Component data from apps and pages
+---+

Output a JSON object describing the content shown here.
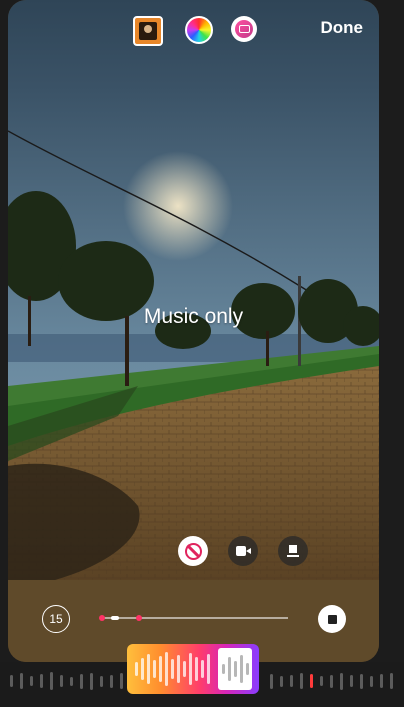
{
  "header": {
    "done_label": "Done",
    "icons": [
      "sticker-thumbnail-icon",
      "color-wheel-icon",
      "chat-sticker-icon"
    ]
  },
  "caption": {
    "text": "Music only"
  },
  "modes": [
    {
      "name": "no-video",
      "icon": "ban-icon",
      "selected": true
    },
    {
      "name": "video",
      "icon": "video-camera-icon",
      "selected": false
    },
    {
      "name": "card",
      "icon": "card-icon",
      "selected": false
    }
  ],
  "playback": {
    "duration_label": "15",
    "progress": 0.12
  },
  "colors": {
    "accent": "#ff3366",
    "done": "#ffffff",
    "selector_gradient": [
      "#ffbf3c",
      "#ff8e2e",
      "#ff3d6b",
      "#d726b7",
      "#8a3dff"
    ]
  }
}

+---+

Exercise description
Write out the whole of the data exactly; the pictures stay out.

Exercise solution
Output a JSON object describing the content shown here.
{
  "header": {
    "done_label": "Done",
    "icons": [
      "sticker-thumbnail-icon",
      "color-wheel-icon",
      "chat-sticker-icon"
    ]
  },
  "caption": {
    "text": "Music only"
  },
  "modes": [
    {
      "name": "no-video",
      "icon": "ban-icon",
      "selected": true
    },
    {
      "name": "video",
      "icon": "video-camera-icon",
      "selected": false
    },
    {
      "name": "card",
      "icon": "card-icon",
      "selected": false
    }
  ],
  "playback": {
    "duration_label": "15",
    "progress": 0.12
  },
  "colors": {
    "accent": "#ff3366",
    "done": "#ffffff",
    "selector_gradient": [
      "#ffbf3c",
      "#ff8e2e",
      "#ff3d6b",
      "#d726b7",
      "#8a3dff"
    ]
  }
}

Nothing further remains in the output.